Most LiDAR systems use four main components:
Lasers are categorised by their wavelength. 600-1000nm lasers are more commonly used for non-scientific purposes but, as they can be focused and easily absorbed by the eye, the maximum power has to be limited to make them ‘eye-safe’. Lasers with a wavelength of 1550nm are a common alternative as they are not focused by the eye and are ‘eye-safe’ at much higher power levels. These wavelengths are used for longer range and lower accuracy purposes. Another advantage of 1550nm wavelengths is that they do not show under night-vision goggles and are therefore well suited to military applications.
Airborne LiDAR systems use 1064nm diode pumped YAG lasers whilst Bathymetric systems use 532nm double diode pumped YAG lasers which penetrate water with much less attenuation than the airborne 1064nm version. Better resolution can be achieved with shorter pulses provided the receiver detector and electronics have sufficient bandwidth to cope with the increased data flow.
Scanners and Optics
The speed at which images can be developed is affected by the speed at which it can be scanned into the system. A variety of scanning methods are available for different purposes such as azimuth and elevation, dual oscillating plane mirrors, dual axis scanner and polygonal mirrors. They type of optic determines the resolution and range that can be detected by a system.
Photodetector and receiver electronics
The photodetector is the device that reads and records the signal being returned to the system. There are two main types of photodetector technologies, solid state detectors, such as silicon avalanche photodiodes and photomultipliers.
Navigation and positioning systems

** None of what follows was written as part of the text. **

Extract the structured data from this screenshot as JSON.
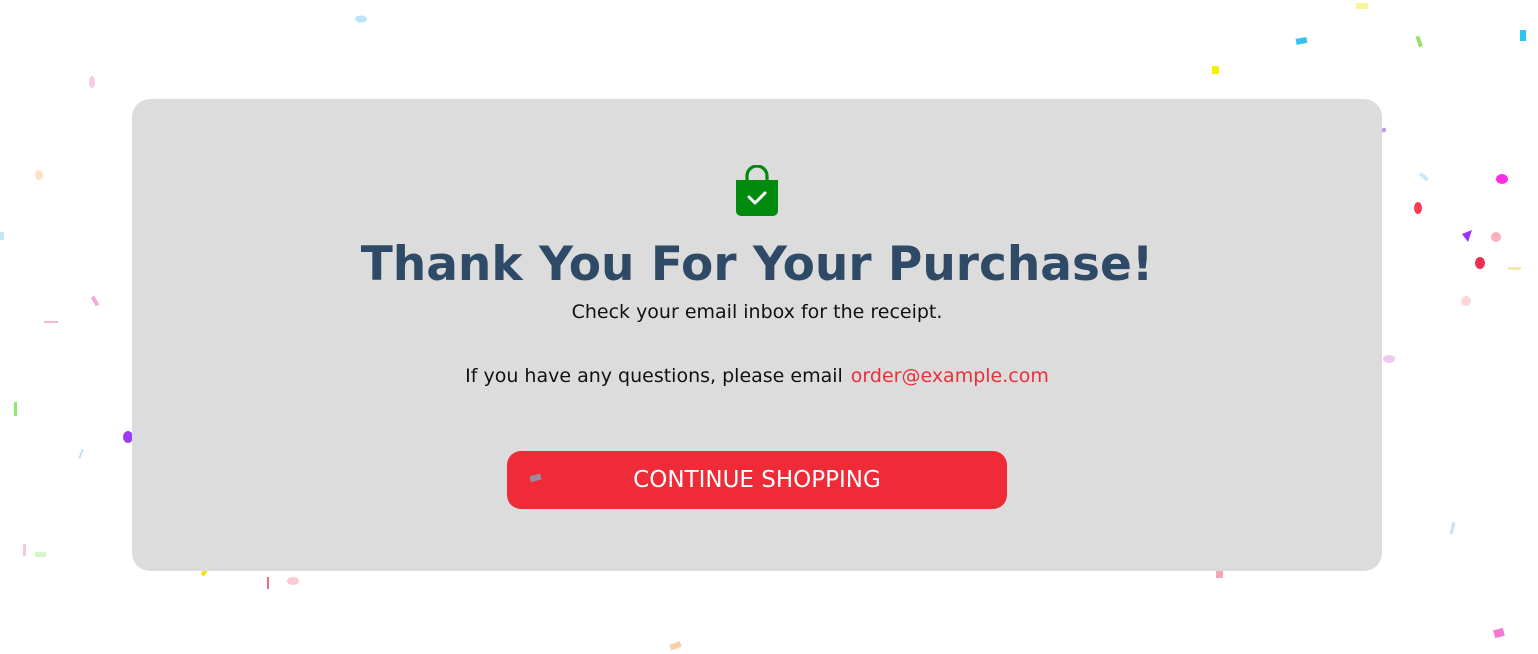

When a LiDAR sensor is mounted on a mobile platform such as satellites, airplanes or automobiles, it is necessary to determine the absolute position and the orientation of the sensor to retain useable data. Global Positioning Systems provide accurate geographical information regarding the position of the sensor and an Inertia Measurement Unit (IMU) records the precise orientation of the sensor at that location. These two devices provide the method for translating sensor data into static points for use in a variety of systems.